#### INPUT DATA:

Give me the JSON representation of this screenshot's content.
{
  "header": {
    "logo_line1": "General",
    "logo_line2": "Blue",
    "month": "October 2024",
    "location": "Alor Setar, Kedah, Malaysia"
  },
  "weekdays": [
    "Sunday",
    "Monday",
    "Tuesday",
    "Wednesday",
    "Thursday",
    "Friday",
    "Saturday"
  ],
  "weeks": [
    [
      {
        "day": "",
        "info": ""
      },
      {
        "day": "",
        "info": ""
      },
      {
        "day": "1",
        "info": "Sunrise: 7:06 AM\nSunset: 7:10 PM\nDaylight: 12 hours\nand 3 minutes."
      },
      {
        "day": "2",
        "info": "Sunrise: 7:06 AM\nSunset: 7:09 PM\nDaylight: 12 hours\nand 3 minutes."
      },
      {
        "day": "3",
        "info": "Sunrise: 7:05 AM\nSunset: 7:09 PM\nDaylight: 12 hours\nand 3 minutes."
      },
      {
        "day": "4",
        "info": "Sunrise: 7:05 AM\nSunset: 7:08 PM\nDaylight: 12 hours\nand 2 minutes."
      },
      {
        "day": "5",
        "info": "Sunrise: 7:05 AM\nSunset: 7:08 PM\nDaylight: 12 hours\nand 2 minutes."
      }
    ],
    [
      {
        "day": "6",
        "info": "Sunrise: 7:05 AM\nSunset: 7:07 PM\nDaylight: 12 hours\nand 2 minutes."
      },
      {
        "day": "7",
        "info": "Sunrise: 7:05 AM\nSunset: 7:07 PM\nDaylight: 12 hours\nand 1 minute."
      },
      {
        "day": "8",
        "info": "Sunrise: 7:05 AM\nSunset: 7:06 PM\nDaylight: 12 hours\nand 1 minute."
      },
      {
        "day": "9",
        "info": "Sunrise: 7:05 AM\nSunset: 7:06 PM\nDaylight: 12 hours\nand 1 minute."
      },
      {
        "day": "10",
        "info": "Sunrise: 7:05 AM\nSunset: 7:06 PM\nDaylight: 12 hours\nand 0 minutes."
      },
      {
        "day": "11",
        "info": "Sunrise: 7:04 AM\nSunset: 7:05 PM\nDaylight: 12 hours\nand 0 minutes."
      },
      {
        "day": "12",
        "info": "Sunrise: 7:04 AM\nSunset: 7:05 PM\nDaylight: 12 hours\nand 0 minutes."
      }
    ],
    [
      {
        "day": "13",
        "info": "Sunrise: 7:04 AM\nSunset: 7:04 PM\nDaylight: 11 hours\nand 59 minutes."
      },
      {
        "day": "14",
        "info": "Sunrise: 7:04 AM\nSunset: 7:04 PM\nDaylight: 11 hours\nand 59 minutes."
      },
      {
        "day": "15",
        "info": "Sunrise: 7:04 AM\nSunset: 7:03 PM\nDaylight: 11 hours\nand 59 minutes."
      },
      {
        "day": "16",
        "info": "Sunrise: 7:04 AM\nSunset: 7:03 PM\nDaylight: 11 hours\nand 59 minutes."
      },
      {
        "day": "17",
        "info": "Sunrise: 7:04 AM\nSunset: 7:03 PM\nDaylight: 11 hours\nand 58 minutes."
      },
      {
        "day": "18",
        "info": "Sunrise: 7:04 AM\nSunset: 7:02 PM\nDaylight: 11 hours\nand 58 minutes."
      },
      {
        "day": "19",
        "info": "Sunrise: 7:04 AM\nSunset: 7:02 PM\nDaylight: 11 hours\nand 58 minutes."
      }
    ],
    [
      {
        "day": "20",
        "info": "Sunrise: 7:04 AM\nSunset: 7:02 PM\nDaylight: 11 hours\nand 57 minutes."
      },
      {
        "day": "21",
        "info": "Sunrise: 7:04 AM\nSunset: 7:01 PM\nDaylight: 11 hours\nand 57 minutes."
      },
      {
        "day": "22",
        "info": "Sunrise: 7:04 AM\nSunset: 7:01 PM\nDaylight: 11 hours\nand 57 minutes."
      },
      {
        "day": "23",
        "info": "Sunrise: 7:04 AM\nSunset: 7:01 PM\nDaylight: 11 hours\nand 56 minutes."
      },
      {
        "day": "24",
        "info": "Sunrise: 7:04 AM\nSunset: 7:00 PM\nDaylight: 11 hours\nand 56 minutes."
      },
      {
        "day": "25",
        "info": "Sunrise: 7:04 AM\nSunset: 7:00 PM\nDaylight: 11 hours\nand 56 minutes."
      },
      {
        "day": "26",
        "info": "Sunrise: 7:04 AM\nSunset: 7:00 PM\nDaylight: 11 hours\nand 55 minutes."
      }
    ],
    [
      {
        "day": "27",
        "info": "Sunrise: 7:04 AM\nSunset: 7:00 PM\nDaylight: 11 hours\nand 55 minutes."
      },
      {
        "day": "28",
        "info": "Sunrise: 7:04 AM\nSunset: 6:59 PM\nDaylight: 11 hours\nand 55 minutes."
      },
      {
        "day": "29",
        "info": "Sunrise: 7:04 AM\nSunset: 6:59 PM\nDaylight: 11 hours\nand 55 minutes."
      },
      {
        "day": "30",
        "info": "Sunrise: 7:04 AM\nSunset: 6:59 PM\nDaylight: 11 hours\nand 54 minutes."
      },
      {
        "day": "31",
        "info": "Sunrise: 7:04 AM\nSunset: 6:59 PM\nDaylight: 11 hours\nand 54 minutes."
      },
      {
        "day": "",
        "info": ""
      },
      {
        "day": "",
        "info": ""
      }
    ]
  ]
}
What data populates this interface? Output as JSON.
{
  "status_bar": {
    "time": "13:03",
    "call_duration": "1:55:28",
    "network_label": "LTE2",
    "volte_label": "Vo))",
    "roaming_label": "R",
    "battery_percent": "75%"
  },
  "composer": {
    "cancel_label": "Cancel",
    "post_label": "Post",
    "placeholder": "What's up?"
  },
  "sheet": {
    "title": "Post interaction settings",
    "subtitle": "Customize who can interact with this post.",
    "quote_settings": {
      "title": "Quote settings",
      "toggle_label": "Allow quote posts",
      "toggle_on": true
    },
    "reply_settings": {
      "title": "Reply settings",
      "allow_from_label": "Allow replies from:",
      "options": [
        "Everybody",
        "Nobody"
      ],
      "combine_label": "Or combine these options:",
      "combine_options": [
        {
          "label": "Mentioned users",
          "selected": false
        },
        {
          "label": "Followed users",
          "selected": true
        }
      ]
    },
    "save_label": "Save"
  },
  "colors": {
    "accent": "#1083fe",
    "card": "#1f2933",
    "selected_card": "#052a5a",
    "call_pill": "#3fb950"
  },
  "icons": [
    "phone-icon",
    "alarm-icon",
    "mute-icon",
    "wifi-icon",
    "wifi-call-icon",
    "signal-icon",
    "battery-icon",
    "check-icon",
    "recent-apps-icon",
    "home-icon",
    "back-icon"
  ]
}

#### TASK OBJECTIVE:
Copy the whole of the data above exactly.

#### EXERCISE RESULT:
Give me the JSON representation of this screenshot's content.
{
  "header": {
    "logo_line1": "General",
    "logo_line2": "Blue",
    "month": "October 2024",
    "location": "Alor Setar, Kedah, Malaysia"
  },
  "weekdays": [
    "Sunday",
    "Monday",
    "Tuesday",
    "Wednesday",
    "Thursday",
    "Friday",
    "Saturday"
  ],
  "weeks": [
    [
      {
        "day": "",
        "info": ""
      },
      {
        "day": "",
        "info": ""
      },
      {
        "day": "1",
        "info": "Sunrise: 7:06 AM\nSunset: 7:10 PM\nDaylight: 12 hours\nand 3 minutes."
      },
      {
        "day": "2",
        "info": "Sunrise: 7:06 AM\nSunset: 7:09 PM\nDaylight: 12 hours\nand 3 minutes."
      },
      {
        "day": "3",
        "info": "Sunrise: 7:05 AM\nSunset: 7:09 PM\nDaylight: 12 hours\nand 3 minutes."
      },
      {
        "day": "4",
        "info": "Sunrise: 7:05 AM\nSunset: 7:08 PM\nDaylight: 12 hours\nand 2 minutes."
      },
      {
        "day": "5",
        "info": "Sunrise: 7:05 AM\nSunset: 7:08 PM\nDaylight: 12 hours\nand 2 minutes."
      }
    ],
    [
      {
        "day": "6",
        "info": "Sunrise: 7:05 AM\nSunset: 7:07 PM\nDaylight: 12 hours\nand 2 minutes."
      },
      {
        "day": "7",
        "info": "Sunrise: 7:05 AM\nSunset: 7:07 PM\nDaylight: 12 hours\nand 1 minute."
      },
      {
        "day": "8",
        "info": "Sunrise: 7:05 AM\nSunset: 7:06 PM\nDaylight: 12 hours\nand 1 minute."
      },
      {
        "day": "9",
        "info": "Sunrise: 7:05 AM\nSunset: 7:06 PM\nDaylight: 12 hours\nand 1 minute."
      },
      {
        "day": "10",
        "info": "Sunrise: 7:05 AM\nSunset: 7:06 PM\nDaylight: 12 hours\nand 0 minutes."
      },
      {
        "day": "11",
        "info": "Sunrise: 7:04 AM\nSunset: 7:05 PM\nDaylight: 12 hours\nand 0 minutes."
      },
      {
        "day": "12",
        "info": "Sunrise: 7:04 AM\nSunset: 7:05 PM\nDaylight: 12 hours\nand 0 minutes."
      }
    ],
    [
      {
        "day": "13",
        "info": "Sunrise: 7:04 AM\nSunset: 7:04 PM\nDaylight: 11 hours\nand 59 minutes."
      },
      {
        "day": "14",
        "info": "Sunrise: 7:04 AM\nSunset: 7:04 PM\nDaylight: 11 hours\nand 59 minutes."
      },
      {
        "day": "15",
        "info": "Sunrise: 7:04 AM\nSunset: 7:03 PM\nDaylight: 11 hours\nand 59 minutes."
      },
      {
        "day": "16",
        "info": "Sunrise: 7:04 AM\nSunset: 7:03 PM\nDaylight: 11 hours\nand 59 minutes."
      },
      {
        "day": "17",
        "info": "Sunrise: 7:04 AM\nSunset: 7:03 PM\nDaylight: 11 hours\nand 58 minutes."
      },
      {
        "day": "18",
        "info": "Sunrise: 7:04 AM\nSunset: 7:02 PM\nDaylight: 11 hours\nand 58 minutes."
      },
      {
        "day": "19",
        "info": "Sunrise: 7:04 AM\nSunset: 7:02 PM\nDaylight: 11 hours\nand 58 minutes."
      }
    ],
    [
      {
        "day": "20",
        "info": "Sunrise: 7:04 AM\nSunset: 7:02 PM\nDaylight: 11 hours\nand 57 minutes."
      },
      {
        "day": "21",
        "info": "Sunrise: 7:04 AM\nSunset: 7:01 PM\nDaylight: 11 hours\nand 57 minutes."
      },
      {
        "day": "22",
        "info": "Sunrise: 7:04 AM\nSunset: 7:01 PM\nDaylight: 11 hours\nand 57 minutes."
      },
      {
        "day": "23",
        "info": "Sunrise: 7:04 AM\nSunset: 7:01 PM\nDaylight: 11 hours\nand 56 minutes."
      },
      {
        "day": "24",
        "info": "Sunrise: 7:04 AM\nSunset: 7:00 PM\nDaylight: 11 hours\nand 56 minutes."
      },
      {
        "day": "25",
        "info": "Sunrise: 7:04 AM\nSunset: 7:00 PM\nDaylight: 11 hours\nand 56 minutes."
      },
      {
        "day": "26",
        "info": "Sunrise: 7:04 AM\nSunset: 7:00 PM\nDaylight: 11 hours\nand 55 minutes."
      }
    ],
    [
      {
        "day": "27",
        "info": "Sunrise: 7:04 AM\nSunset: 7:00 PM\nDaylight: 11 hours\nand 55 minutes."
      },
      {
        "day": "28",
        "info": "Sunrise: 7:04 AM\nSunset: 6:59 PM\nDaylight: 11 hours\nand 55 minutes."
      },
      {
        "day": "29",
        "info": "Sunrise: 7:04 AM\nSunset: 6:59 PM\nDaylight: 11 hours\nand 55 minutes."
      },
      {
        "day": "30",
        "info": "Sunrise: 7:04 AM\nSunset: 6:59 PM\nDaylight: 11 hours\nand 54 minutes."
      },
      {
        "day": "31",
        "info": "Sunrise: 7:04 AM\nSunset: 6:59 PM\nDaylight: 11 hours\nand 54 minutes."
      },
      {
        "day": "",
        "info": ""
      },
      {
        "day": "",
        "info": ""
      }
    ]
  ]
}
What data populates this interface? Output as JSON.
{
  "status_bar": {
    "time": "13:03",
    "call_duration": "1:55:28",
    "network_label": "LTE2",
    "volte_label": "Vo))",
    "roaming_label": "R",
    "battery_percent": "75%"
  },
  "composer": {
    "cancel_label": "Cancel",
    "post_label": "Post",
    "placeholder": "What's up?"
  },
  "sheet": {
    "title": "Post interaction settings",
    "subtitle": "Customize who can interact with this post.",
    "quote_settings": {
      "title": "Quote settings",
      "toggle_label": "Allow quote posts",
      "toggle_on": true
    },
    "reply_settings": {
      "title": "Reply settings",
      "allow_from_label": "Allow replies from:",
      "options": [
        "Everybody",
        "Nobody"
      ],
      "combine_label": "Or combine these options:",
      "combine_options": [
        {
          "label": "Mentioned users",
          "selected": false
        },
        {
          "label": "Followed users",
          "selected": true
        }
      ]
    },
    "save_label": "Save"
  },
  "colors": {
    "accent": "#1083fe",
    "card": "#1f2933",
    "selected_card": "#052a5a",
    "call_pill": "#3fb950"
  },
  "icons": [
    "phone-icon",
    "alarm-icon",
    "mute-icon",
    "wifi-icon",
    "wifi-call-icon",
    "signal-icon",
    "battery-icon",
    "check-icon",
    "recent-apps-icon",
    "home-icon",
    "back-icon"
  ]
}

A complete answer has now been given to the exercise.